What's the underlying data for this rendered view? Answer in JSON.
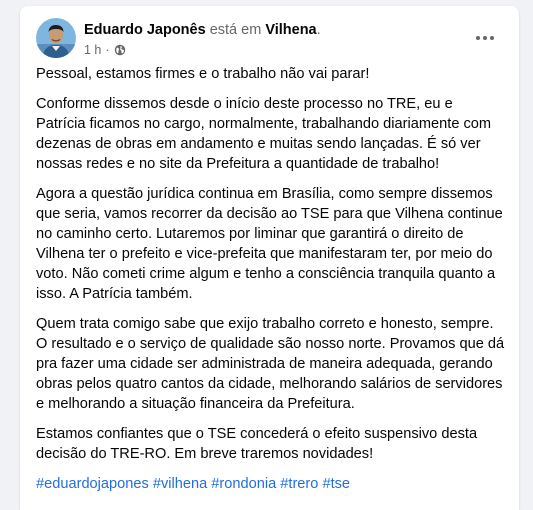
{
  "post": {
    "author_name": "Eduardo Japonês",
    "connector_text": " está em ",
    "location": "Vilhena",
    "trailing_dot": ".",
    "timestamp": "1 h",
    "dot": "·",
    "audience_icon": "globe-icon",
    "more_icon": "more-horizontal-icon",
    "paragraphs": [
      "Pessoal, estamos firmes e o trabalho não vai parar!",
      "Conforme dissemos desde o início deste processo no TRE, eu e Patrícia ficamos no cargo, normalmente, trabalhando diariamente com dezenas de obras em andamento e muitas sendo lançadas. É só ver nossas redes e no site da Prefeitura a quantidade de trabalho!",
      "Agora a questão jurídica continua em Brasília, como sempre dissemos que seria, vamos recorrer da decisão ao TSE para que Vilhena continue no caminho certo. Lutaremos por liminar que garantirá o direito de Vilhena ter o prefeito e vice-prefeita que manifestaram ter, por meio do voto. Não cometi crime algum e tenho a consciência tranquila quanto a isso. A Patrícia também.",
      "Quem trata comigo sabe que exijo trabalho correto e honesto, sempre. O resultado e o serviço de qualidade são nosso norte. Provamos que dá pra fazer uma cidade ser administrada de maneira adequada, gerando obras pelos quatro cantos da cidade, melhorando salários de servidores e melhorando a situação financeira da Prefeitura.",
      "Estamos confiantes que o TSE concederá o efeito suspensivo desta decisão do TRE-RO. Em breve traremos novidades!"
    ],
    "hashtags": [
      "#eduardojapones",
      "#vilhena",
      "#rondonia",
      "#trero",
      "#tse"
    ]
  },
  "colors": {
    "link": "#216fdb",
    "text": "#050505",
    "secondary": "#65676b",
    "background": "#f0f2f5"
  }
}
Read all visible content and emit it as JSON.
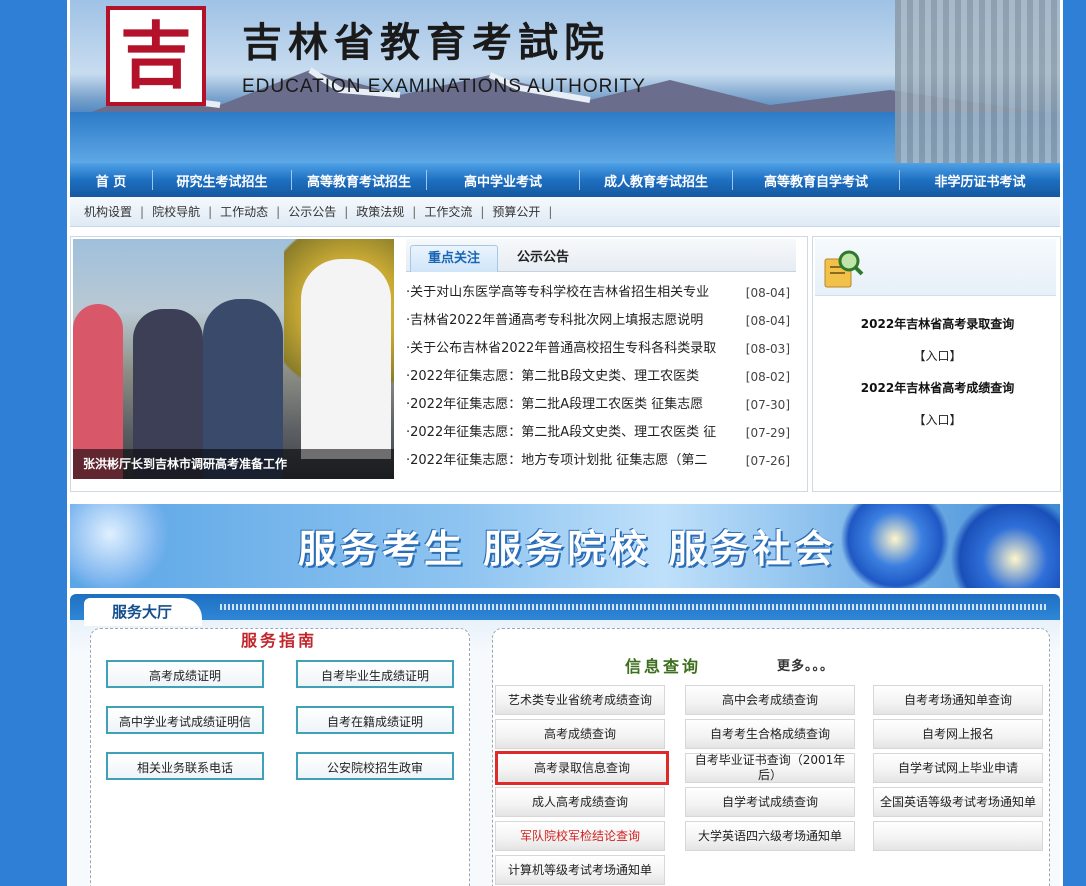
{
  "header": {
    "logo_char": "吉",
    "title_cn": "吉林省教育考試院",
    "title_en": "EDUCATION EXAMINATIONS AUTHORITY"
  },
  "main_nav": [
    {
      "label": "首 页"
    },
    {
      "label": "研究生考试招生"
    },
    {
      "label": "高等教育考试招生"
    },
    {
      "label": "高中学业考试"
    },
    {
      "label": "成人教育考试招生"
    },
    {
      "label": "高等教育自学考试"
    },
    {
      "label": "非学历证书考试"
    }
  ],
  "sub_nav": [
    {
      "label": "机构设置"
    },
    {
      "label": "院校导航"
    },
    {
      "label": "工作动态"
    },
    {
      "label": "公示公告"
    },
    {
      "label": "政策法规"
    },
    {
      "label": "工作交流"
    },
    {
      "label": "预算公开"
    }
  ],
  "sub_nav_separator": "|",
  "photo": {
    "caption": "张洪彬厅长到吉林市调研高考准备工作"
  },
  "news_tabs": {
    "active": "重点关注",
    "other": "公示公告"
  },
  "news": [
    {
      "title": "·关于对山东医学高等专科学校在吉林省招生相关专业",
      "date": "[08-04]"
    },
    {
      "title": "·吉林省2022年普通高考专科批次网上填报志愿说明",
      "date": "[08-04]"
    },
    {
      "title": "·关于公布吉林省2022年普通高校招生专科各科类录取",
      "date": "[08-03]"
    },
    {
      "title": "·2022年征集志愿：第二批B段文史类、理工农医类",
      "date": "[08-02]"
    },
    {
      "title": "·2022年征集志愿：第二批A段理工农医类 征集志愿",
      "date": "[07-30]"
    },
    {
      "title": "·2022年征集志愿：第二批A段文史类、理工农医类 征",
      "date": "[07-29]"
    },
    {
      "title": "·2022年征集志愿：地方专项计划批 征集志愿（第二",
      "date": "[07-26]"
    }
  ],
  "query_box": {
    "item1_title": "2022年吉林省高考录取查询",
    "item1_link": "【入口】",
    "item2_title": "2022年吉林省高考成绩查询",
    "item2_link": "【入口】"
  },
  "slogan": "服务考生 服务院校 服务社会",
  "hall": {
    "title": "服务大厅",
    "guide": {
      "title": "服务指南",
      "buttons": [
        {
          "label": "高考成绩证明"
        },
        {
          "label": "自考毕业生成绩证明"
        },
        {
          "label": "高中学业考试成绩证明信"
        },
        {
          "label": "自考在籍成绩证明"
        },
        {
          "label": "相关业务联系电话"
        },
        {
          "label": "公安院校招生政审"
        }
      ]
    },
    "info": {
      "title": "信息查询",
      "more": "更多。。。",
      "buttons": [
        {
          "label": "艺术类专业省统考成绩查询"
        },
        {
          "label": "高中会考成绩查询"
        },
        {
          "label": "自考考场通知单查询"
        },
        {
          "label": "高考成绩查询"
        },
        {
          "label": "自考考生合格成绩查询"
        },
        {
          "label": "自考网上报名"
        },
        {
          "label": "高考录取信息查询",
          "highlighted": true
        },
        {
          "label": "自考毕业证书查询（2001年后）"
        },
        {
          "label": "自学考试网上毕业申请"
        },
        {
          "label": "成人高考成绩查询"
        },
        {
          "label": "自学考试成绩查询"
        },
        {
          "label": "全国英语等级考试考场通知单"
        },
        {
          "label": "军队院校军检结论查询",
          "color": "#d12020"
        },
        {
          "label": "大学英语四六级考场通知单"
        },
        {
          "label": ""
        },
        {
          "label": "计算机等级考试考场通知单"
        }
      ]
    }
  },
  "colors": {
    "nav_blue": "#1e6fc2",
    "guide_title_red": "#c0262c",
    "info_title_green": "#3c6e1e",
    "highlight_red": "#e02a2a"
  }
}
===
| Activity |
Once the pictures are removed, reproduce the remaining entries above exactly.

| Response to the exercise |
What's the underlying data for this rendered view? Answer in JSON.
{
  "post": {
    "author_name": "Eduardo Japonês",
    "connector_text": " está em ",
    "location": "Vilhena",
    "trailing_dot": ".",
    "timestamp": "1 h",
    "dot": "·",
    "audience_icon": "globe-icon",
    "more_icon": "more-horizontal-icon",
    "paragraphs": [
      "Pessoal, estamos firmes e o trabalho não vai parar!",
      "Conforme dissemos desde o início deste processo no TRE, eu e Patrícia ficamos no cargo, normalmente, trabalhando diariamente com dezenas de obras em andamento e muitas sendo lançadas. É só ver nossas redes e no site da Prefeitura a quantidade de trabalho!",
      "Agora a questão jurídica continua em Brasília, como sempre dissemos que seria, vamos recorrer da decisão ao TSE para que Vilhena continue no caminho certo. Lutaremos por liminar que garantirá o direito de Vilhena ter o prefeito e vice-prefeita que manifestaram ter, por meio do voto. Não cometi crime algum e tenho a consciência tranquila quanto a isso. A Patrícia também.",
      "Quem trata comigo sabe que exijo trabalho correto e honesto, sempre. O resultado e o serviço de qualidade são nosso norte. Provamos que dá pra fazer uma cidade ser administrada de maneira adequada, gerando obras pelos quatro cantos da cidade, melhorando salários de servidores e melhorando a situação financeira da Prefeitura.",
      "Estamos confiantes que o TSE concederá o efeito suspensivo desta decisão do TRE-RO. Em breve traremos novidades!"
    ],
    "hashtags": [
      "#eduardojapones",
      "#vilhena",
      "#rondonia",
      "#trero",
      "#tse"
    ]
  },
  "colors": {
    "link": "#216fdb",
    "text": "#050505",
    "secondary": "#65676b",
    "background": "#f0f2f5"
  }
}
Read all visible content and emit it as JSON.
{
  "header": {
    "logo_char": "吉",
    "title_cn": "吉林省教育考試院",
    "title_en": "EDUCATION EXAMINATIONS AUTHORITY"
  },
  "main_nav": [
    {
      "label": "首 页"
    },
    {
      "label": "研究生考试招生"
    },
    {
      "label": "高等教育考试招生"
    },
    {
      "label": "高中学业考试"
    },
    {
      "label": "成人教育考试招生"
    },
    {
      "label": "高等教育自学考试"
    },
    {
      "label": "非学历证书考试"
    }
  ],
  "sub_nav": [
    {
      "label": "机构设置"
    },
    {
      "label": "院校导航"
    },
    {
      "label": "工作动态"
    },
    {
      "label": "公示公告"
    },
    {
      "label": "政策法规"
    },
    {
      "label": "工作交流"
    },
    {
      "label": "预算公开"
    }
  ],
  "sub_nav_separator": "|",
  "photo": {
    "caption": "张洪彬厅长到吉林市调研高考准备工作"
  },
  "news_tabs": {
    "active": "重点关注",
    "other": "公示公告"
  },
  "news": [
    {
      "title": "·关于对山东医学高等专科学校在吉林省招生相关专业",
      "date": "[08-04]"
    },
    {
      "title": "·吉林省2022年普通高考专科批次网上填报志愿说明",
      "date": "[08-04]"
    },
    {
      "title": "·关于公布吉林省2022年普通高校招生专科各科类录取",
      "date": "[08-03]"
    },
    {
      "title": "·2022年征集志愿：第二批B段文史类、理工农医类",
      "date": "[08-02]"
    },
    {
      "title": "·2022年征集志愿：第二批A段理工农医类 征集志愿",
      "date": "[07-30]"
    },
    {
      "title": "·2022年征集志愿：第二批A段文史类、理工农医类 征",
      "date": "[07-29]"
    },
    {
      "title": "·2022年征集志愿：地方专项计划批 征集志愿（第二",
      "date": "[07-26]"
    }
  ],
  "query_box": {
    "item1_title": "2022年吉林省高考录取查询",
    "item1_link": "【入口】",
    "item2_title": "2022年吉林省高考成绩查询",
    "item2_link": "【入口】"
  },
  "slogan": "服务考生 服务院校 服务社会",
  "hall": {
    "title": "服务大厅",
    "guide": {
      "title": "服务指南",
      "buttons": [
        {
          "label": "高考成绩证明"
        },
        {
          "label": "自考毕业生成绩证明"
        },
        {
          "label": "高中学业考试成绩证明信"
        },
        {
          "label": "自考在籍成绩证明"
        },
        {
          "label": "相关业务联系电话"
        },
        {
          "label": "公安院校招生政审"
        }
      ]
    },
    "info": {
      "title": "信息查询",
      "more": "更多。。。",
      "buttons": [
        {
          "label": "艺术类专业省统考成绩查询"
        },
        {
          "label": "高中会考成绩查询"
        },
        {
          "label": "自考考场通知单查询"
        },
        {
          "label": "高考成绩查询"
        },
        {
          "label": "自考考生合格成绩查询"
        },
        {
          "label": "自考网上报名"
        },
        {
          "label": "高考录取信息查询",
          "highlighted": true
        },
        {
          "label": "自考毕业证书查询（2001年后）"
        },
        {
          "label": "自学考试网上毕业申请"
        },
        {
          "label": "成人高考成绩查询"
        },
        {
          "label": "自学考试成绩查询"
        },
        {
          "label": "全国英语等级考试考场通知单"
        },
        {
          "label": "军队院校军检结论查询",
          "color": "#d12020"
        },
        {
          "label": "大学英语四六级考场通知单"
        },
        {
          "label": ""
        },
        {
          "label": "计算机等级考试考场通知单"
        }
      ]
    }
  },
  "colors": {
    "nav_blue": "#1e6fc2",
    "guide_title_red": "#c0262c",
    "info_title_green": "#3c6e1e",
    "highlight_red": "#e02a2a"
  }
}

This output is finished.